**Problem**
The full listing below is to be written out exactly.

**Information shown**
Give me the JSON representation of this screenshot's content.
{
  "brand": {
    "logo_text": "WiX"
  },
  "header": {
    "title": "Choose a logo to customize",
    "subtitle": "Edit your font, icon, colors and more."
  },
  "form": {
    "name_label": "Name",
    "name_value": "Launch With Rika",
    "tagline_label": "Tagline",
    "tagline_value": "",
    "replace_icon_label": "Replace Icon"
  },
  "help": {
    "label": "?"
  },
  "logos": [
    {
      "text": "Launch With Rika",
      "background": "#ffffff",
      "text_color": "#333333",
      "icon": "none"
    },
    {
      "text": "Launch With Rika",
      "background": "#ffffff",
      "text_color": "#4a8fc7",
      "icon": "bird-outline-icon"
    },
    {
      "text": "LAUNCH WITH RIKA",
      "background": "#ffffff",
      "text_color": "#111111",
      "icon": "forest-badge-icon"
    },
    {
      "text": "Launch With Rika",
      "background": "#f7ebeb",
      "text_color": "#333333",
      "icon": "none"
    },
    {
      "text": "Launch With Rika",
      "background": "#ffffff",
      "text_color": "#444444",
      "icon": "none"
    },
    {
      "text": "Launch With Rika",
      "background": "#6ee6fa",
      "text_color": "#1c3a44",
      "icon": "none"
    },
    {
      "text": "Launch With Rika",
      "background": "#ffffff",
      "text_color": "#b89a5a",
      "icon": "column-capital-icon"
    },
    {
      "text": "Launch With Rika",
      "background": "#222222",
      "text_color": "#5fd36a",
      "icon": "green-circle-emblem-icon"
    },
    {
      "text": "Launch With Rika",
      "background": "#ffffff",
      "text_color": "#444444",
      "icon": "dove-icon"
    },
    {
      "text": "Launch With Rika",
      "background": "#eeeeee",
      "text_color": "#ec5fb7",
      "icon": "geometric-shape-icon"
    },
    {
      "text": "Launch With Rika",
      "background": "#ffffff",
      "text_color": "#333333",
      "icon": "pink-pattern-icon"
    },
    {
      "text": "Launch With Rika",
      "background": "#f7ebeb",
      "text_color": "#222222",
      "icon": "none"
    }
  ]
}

**Exercise solution**
Give me the JSON representation of this screenshot's content.
{
  "brand": {
    "logo_text": "WiX"
  },
  "header": {
    "title": "Choose a logo to customize",
    "subtitle": "Edit your font, icon, colors and more."
  },
  "form": {
    "name_label": "Name",
    "name_value": "Launch With Rika",
    "tagline_label": "Tagline",
    "tagline_value": "",
    "replace_icon_label": "Replace Icon"
  },
  "help": {
    "label": "?"
  },
  "logos": [
    {
      "text": "Launch With Rika",
      "background": "#ffffff",
      "text_color": "#333333",
      "icon": "none"
    },
    {
      "text": "Launch With Rika",
      "background": "#ffffff",
      "text_color": "#4a8fc7",
      "icon": "bird-outline-icon"
    },
    {
      "text": "LAUNCH WITH RIKA",
      "background": "#ffffff",
      "text_color": "#111111",
      "icon": "forest-badge-icon"
    },
    {
      "text": "Launch With Rika",
      "background": "#f7ebeb",
      "text_color": "#333333",
      "icon": "none"
    },
    {
      "text": "Launch With Rika",
      "background": "#ffffff",
      "text_color": "#444444",
      "icon": "none"
    },
    {
      "text": "Launch With Rika",
      "background": "#6ee6fa",
      "text_color": "#1c3a44",
      "icon": "none"
    },
    {
      "text": "Launch With Rika",
      "background": "#ffffff",
      "text_color": "#b89a5a",
      "icon": "column-capital-icon"
    },
    {
      "text": "Launch With Rika",
      "background": "#222222",
      "text_color": "#5fd36a",
      "icon": "green-circle-emblem-icon"
    },
    {
      "text": "Launch With Rika",
      "background": "#ffffff",
      "text_color": "#444444",
      "icon": "dove-icon"
    },
    {
      "text": "Launch With Rika",
      "background": "#eeeeee",
      "text_color": "#ec5fb7",
      "icon": "geometric-shape-icon"
    },
    {
      "text": "Launch With Rika",
      "background": "#ffffff",
      "text_color": "#333333",
      "icon": "pink-pattern-icon"
    },
    {
      "text": "Launch With Rika",
      "background": "#f7ebeb",
      "text_color": "#222222",
      "icon": "none"
    }
  ]
}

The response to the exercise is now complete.